Problem description -> Print out the entries, word for word.

Records supplied ->
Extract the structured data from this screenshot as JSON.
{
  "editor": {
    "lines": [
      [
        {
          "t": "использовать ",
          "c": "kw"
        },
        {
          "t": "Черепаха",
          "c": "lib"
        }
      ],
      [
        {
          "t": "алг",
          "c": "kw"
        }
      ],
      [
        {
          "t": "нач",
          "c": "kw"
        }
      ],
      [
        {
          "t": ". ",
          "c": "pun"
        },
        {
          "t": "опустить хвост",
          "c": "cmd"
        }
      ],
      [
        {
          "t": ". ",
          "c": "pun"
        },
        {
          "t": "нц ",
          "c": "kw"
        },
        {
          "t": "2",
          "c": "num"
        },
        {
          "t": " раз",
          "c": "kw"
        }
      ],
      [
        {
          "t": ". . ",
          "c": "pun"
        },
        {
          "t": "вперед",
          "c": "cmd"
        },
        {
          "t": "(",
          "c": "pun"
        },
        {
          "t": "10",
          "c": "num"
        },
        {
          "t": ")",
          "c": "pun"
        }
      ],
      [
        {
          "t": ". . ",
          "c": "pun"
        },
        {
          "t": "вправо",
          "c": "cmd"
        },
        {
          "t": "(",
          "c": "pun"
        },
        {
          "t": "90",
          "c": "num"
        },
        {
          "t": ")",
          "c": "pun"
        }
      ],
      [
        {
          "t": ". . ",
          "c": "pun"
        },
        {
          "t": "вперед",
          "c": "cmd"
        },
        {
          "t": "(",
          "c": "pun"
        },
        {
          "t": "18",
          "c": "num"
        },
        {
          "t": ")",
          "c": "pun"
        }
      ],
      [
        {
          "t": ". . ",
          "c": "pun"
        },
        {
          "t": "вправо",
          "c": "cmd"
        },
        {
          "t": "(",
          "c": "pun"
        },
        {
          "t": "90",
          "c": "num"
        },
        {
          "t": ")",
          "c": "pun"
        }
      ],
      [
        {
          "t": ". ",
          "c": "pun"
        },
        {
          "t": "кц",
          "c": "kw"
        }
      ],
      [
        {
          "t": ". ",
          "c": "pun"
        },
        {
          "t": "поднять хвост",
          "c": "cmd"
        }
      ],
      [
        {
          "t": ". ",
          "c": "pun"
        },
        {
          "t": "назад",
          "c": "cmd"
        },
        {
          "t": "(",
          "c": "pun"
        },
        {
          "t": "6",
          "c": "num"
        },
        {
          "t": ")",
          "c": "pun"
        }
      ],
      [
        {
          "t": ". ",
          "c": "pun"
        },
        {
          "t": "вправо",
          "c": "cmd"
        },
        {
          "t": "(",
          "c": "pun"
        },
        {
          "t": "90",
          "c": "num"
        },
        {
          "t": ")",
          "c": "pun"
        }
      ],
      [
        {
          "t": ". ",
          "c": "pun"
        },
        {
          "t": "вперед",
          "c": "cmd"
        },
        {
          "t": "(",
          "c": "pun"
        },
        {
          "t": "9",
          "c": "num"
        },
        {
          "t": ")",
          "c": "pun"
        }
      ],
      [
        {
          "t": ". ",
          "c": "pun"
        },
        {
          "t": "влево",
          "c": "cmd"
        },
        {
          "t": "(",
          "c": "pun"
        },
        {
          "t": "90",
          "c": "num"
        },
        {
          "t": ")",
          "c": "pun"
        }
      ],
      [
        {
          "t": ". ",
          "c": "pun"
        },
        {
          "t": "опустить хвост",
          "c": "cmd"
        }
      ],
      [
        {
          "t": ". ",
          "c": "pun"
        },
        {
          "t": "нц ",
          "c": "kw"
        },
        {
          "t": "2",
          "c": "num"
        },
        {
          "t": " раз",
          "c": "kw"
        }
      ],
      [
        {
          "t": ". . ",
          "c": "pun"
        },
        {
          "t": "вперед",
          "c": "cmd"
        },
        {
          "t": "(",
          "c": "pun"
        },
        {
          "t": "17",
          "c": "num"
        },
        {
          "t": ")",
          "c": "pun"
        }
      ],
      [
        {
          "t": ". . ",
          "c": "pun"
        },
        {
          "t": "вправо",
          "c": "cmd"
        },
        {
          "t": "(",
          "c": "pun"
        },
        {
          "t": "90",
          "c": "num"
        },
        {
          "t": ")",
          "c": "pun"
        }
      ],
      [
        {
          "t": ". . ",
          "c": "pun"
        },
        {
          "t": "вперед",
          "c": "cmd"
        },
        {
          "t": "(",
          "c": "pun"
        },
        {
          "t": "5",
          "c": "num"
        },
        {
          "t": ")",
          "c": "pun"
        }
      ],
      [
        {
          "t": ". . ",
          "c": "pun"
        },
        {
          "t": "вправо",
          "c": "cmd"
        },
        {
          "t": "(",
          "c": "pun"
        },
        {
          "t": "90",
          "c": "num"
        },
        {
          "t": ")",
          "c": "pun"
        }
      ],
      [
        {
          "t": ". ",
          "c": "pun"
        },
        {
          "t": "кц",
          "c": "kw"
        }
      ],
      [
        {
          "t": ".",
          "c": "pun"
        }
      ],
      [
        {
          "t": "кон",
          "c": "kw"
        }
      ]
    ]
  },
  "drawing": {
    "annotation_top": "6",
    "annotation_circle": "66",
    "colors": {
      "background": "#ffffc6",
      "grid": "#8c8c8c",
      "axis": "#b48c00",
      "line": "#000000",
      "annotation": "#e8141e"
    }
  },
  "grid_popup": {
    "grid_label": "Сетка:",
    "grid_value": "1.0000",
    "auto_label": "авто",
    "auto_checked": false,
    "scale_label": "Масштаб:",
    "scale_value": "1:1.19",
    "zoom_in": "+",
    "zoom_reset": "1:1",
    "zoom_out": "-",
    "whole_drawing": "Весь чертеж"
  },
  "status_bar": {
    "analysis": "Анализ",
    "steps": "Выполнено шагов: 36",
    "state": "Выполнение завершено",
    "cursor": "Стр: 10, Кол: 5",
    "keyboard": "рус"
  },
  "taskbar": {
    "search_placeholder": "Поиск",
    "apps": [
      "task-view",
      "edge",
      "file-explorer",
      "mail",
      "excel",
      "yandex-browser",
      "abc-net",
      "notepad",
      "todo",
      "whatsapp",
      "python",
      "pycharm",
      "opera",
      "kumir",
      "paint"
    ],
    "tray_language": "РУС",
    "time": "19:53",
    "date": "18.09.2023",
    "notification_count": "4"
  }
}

Your solution ->
Extract the structured data from this screenshot as JSON.
{
  "editor": {
    "lines": [
      [
        {
          "t": "использовать ",
          "c": "kw"
        },
        {
          "t": "Черепаха",
          "c": "lib"
        }
      ],
      [
        {
          "t": "алг",
          "c": "kw"
        }
      ],
      [
        {
          "t": "нач",
          "c": "kw"
        }
      ],
      [
        {
          "t": ". ",
          "c": "pun"
        },
        {
          "t": "опустить хвост",
          "c": "cmd"
        }
      ],
      [
        {
          "t": ". ",
          "c": "pun"
        },
        {
          "t": "нц ",
          "c": "kw"
        },
        {
          "t": "2",
          "c": "num"
        },
        {
          "t": " раз",
          "c": "kw"
        }
      ],
      [
        {
          "t": ". . ",
          "c": "pun"
        },
        {
          "t": "вперед",
          "c": "cmd"
        },
        {
          "t": "(",
          "c": "pun"
        },
        {
          "t": "10",
          "c": "num"
        },
        {
          "t": ")",
          "c": "pun"
        }
      ],
      [
        {
          "t": ". . ",
          "c": "pun"
        },
        {
          "t": "вправо",
          "c": "cmd"
        },
        {
          "t": "(",
          "c": "pun"
        },
        {
          "t": "90",
          "c": "num"
        },
        {
          "t": ")",
          "c": "pun"
        }
      ],
      [
        {
          "t": ". . ",
          "c": "pun"
        },
        {
          "t": "вперед",
          "c": "cmd"
        },
        {
          "t": "(",
          "c": "pun"
        },
        {
          "t": "18",
          "c": "num"
        },
        {
          "t": ")",
          "c": "pun"
        }
      ],
      [
        {
          "t": ". . ",
          "c": "pun"
        },
        {
          "t": "вправо",
          "c": "cmd"
        },
        {
          "t": "(",
          "c": "pun"
        },
        {
          "t": "90",
          "c": "num"
        },
        {
          "t": ")",
          "c": "pun"
        }
      ],
      [
        {
          "t": ". ",
          "c": "pun"
        },
        {
          "t": "кц",
          "c": "kw"
        }
      ],
      [
        {
          "t": ". ",
          "c": "pun"
        },
        {
          "t": "поднять хвост",
          "c": "cmd"
        }
      ],
      [
        {
          "t": ". ",
          "c": "pun"
        },
        {
          "t": "назад",
          "c": "cmd"
        },
        {
          "t": "(",
          "c": "pun"
        },
        {
          "t": "6",
          "c": "num"
        },
        {
          "t": ")",
          "c": "pun"
        }
      ],
      [
        {
          "t": ". ",
          "c": "pun"
        },
        {
          "t": "вправо",
          "c": "cmd"
        },
        {
          "t": "(",
          "c": "pun"
        },
        {
          "t": "90",
          "c": "num"
        },
        {
          "t": ")",
          "c": "pun"
        }
      ],
      [
        {
          "t": ". ",
          "c": "pun"
        },
        {
          "t": "вперед",
          "c": "cmd"
        },
        {
          "t": "(",
          "c": "pun"
        },
        {
          "t": "9",
          "c": "num"
        },
        {
          "t": ")",
          "c": "pun"
        }
      ],
      [
        {
          "t": ". ",
          "c": "pun"
        },
        {
          "t": "влево",
          "c": "cmd"
        },
        {
          "t": "(",
          "c": "pun"
        },
        {
          "t": "90",
          "c": "num"
        },
        {
          "t": ")",
          "c": "pun"
        }
      ],
      [
        {
          "t": ". ",
          "c": "pun"
        },
        {
          "t": "опустить хвост",
          "c": "cmd"
        }
      ],
      [
        {
          "t": ". ",
          "c": "pun"
        },
        {
          "t": "нц ",
          "c": "kw"
        },
        {
          "t": "2",
          "c": "num"
        },
        {
          "t": " раз",
          "c": "kw"
        }
      ],
      [
        {
          "t": ". . ",
          "c": "pun"
        },
        {
          "t": "вперед",
          "c": "cmd"
        },
        {
          "t": "(",
          "c": "pun"
        },
        {
          "t": "17",
          "c": "num"
        },
        {
          "t": ")",
          "c": "pun"
        }
      ],
      [
        {
          "t": ". . ",
          "c": "pun"
        },
        {
          "t": "вправо",
          "c": "cmd"
        },
        {
          "t": "(",
          "c": "pun"
        },
        {
          "t": "90",
          "c": "num"
        },
        {
          "t": ")",
          "c": "pun"
        }
      ],
      [
        {
          "t": ". . ",
          "c": "pun"
        },
        {
          "t": "вперед",
          "c": "cmd"
        },
        {
          "t": "(",
          "c": "pun"
        },
        {
          "t": "5",
          "c": "num"
        },
        {
          "t": ")",
          "c": "pun"
        }
      ],
      [
        {
          "t": ". . ",
          "c": "pun"
        },
        {
          "t": "вправо",
          "c": "cmd"
        },
        {
          "t": "(",
          "c": "pun"
        },
        {
          "t": "90",
          "c": "num"
        },
        {
          "t": ")",
          "c": "pun"
        }
      ],
      [
        {
          "t": ". ",
          "c": "pun"
        },
        {
          "t": "кц",
          "c": "kw"
        }
      ],
      [
        {
          "t": ".",
          "c": "pun"
        }
      ],
      [
        {
          "t": "кон",
          "c": "kw"
        }
      ]
    ]
  },
  "drawing": {
    "annotation_top": "6",
    "annotation_circle": "66",
    "colors": {
      "background": "#ffffc6",
      "grid": "#8c8c8c",
      "axis": "#b48c00",
      "line": "#000000",
      "annotation": "#e8141e"
    }
  },
  "grid_popup": {
    "grid_label": "Сетка:",
    "grid_value": "1.0000",
    "auto_label": "авто",
    "auto_checked": false,
    "scale_label": "Масштаб:",
    "scale_value": "1:1.19",
    "zoom_in": "+",
    "zoom_reset": "1:1",
    "zoom_out": "-",
    "whole_drawing": "Весь чертеж"
  },
  "status_bar": {
    "analysis": "Анализ",
    "steps": "Выполнено шагов: 36",
    "state": "Выполнение завершено",
    "cursor": "Стр: 10, Кол: 5",
    "keyboard": "рус"
  },
  "taskbar": {
    "search_placeholder": "Поиск",
    "apps": [
      "task-view",
      "edge",
      "file-explorer",
      "mail",
      "excel",
      "yandex-browser",
      "abc-net",
      "notepad",
      "todo",
      "whatsapp",
      "python",
      "pycharm",
      "opera",
      "kumir",
      "paint"
    ],
    "tray_language": "РУС",
    "time": "19:53",
    "date": "18.09.2023",
    "notification_count": "4"
  }
}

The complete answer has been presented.